→ **PROBLEM DESCRIPTION**
Give all of the records again. Match them exactly.
***** EXERCISE DATA *****
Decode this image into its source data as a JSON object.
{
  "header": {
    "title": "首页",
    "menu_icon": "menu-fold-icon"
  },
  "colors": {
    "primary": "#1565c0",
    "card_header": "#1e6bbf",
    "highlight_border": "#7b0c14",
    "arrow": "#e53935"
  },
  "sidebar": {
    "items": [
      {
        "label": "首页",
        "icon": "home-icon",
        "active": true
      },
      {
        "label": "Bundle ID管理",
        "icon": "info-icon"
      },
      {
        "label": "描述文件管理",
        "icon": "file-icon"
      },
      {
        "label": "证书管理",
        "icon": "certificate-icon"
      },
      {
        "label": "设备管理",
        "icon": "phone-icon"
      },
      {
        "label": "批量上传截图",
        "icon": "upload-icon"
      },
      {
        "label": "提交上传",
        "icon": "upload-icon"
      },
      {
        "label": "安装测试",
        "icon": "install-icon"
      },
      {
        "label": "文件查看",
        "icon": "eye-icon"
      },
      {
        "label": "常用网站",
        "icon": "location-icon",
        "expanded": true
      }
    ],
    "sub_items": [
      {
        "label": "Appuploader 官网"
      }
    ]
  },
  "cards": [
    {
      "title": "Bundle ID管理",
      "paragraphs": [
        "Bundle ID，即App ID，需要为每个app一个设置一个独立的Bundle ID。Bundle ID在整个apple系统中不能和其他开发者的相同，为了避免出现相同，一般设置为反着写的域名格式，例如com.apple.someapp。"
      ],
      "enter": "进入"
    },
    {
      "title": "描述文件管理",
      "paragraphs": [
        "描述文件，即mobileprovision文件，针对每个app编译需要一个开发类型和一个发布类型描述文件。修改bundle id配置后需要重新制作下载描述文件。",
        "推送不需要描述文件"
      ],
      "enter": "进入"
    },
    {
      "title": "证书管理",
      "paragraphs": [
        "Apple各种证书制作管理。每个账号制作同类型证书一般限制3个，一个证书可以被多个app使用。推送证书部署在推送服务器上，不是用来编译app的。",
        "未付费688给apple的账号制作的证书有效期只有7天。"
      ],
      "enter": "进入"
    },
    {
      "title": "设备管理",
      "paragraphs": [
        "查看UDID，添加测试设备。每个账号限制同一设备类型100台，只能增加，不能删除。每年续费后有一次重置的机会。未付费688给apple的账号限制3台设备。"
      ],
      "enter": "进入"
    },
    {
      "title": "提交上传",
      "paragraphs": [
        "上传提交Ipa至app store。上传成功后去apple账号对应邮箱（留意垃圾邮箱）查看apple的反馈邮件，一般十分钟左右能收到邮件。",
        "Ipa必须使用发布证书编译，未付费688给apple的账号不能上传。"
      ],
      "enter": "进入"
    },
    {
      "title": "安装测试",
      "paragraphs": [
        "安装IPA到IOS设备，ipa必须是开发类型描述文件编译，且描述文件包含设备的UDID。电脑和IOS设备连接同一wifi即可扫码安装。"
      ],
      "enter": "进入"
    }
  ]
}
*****
→ **YOUR SOLUTION**
Decode this image into its source data as a JSON object.
{
  "header": {
    "title": "首页",
    "menu_icon": "menu-fold-icon"
  },
  "colors": {
    "primary": "#1565c0",
    "card_header": "#1e6bbf",
    "highlight_border": "#7b0c14",
    "arrow": "#e53935"
  },
  "sidebar": {
    "items": [
      {
        "label": "首页",
        "icon": "home-icon",
        "active": true
      },
      {
        "label": "Bundle ID管理",
        "icon": "info-icon"
      },
      {
        "label": "描述文件管理",
        "icon": "file-icon"
      },
      {
        "label": "证书管理",
        "icon": "certificate-icon"
      },
      {
        "label": "设备管理",
        "icon": "phone-icon"
      },
      {
        "label": "批量上传截图",
        "icon": "upload-icon"
      },
      {
        "label": "提交上传",
        "icon": "upload-icon"
      },
      {
        "label": "安装测试",
        "icon": "install-icon"
      },
      {
        "label": "文件查看",
        "icon": "eye-icon"
      },
      {
        "label": "常用网站",
        "icon": "location-icon",
        "expanded": true
      }
    ],
    "sub_items": [
      {
        "label": "Appuploader 官网"
      }
    ]
  },
  "cards": [
    {
      "title": "Bundle ID管理",
      "paragraphs": [
        "Bundle ID，即App ID，需要为每个app一个设置一个独立的Bundle ID。Bundle ID在整个apple系统中不能和其他开发者的相同，为了避免出现相同，一般设置为反着写的域名格式，例如com.apple.someapp。"
      ],
      "enter": "进入"
    },
    {
      "title": "描述文件管理",
      "paragraphs": [
        "描述文件，即mobileprovision文件，针对每个app编译需要一个开发类型和一个发布类型描述文件。修改bundle id配置后需要重新制作下载描述文件。",
        "推送不需要描述文件"
      ],
      "enter": "进入"
    },
    {
      "title": "证书管理",
      "paragraphs": [
        "Apple各种证书制作管理。每个账号制作同类型证书一般限制3个，一个证书可以被多个app使用。推送证书部署在推送服务器上，不是用来编译app的。",
        "未付费688给apple的账号制作的证书有效期只有7天。"
      ],
      "enter": "进入"
    },
    {
      "title": "设备管理",
      "paragraphs": [
        "查看UDID，添加测试设备。每个账号限制同一设备类型100台，只能增加，不能删除。每年续费后有一次重置的机会。未付费688给apple的账号限制3台设备。"
      ],
      "enter": "进入"
    },
    {
      "title": "提交上传",
      "paragraphs": [
        "上传提交Ipa至app store。上传成功后去apple账号对应邮箱（留意垃圾邮箱）查看apple的反馈邮件，一般十分钟左右能收到邮件。",
        "Ipa必须使用发布证书编译，未付费688给apple的账号不能上传。"
      ],
      "enter": "进入"
    },
    {
      "title": "安装测试",
      "paragraphs": [
        "安装IPA到IOS设备，ipa必须是开发类型描述文件编译，且描述文件包含设备的UDID。电脑和IOS设备连接同一wifi即可扫码安装。"
      ],
      "enter": "进入"
    }
  ]
}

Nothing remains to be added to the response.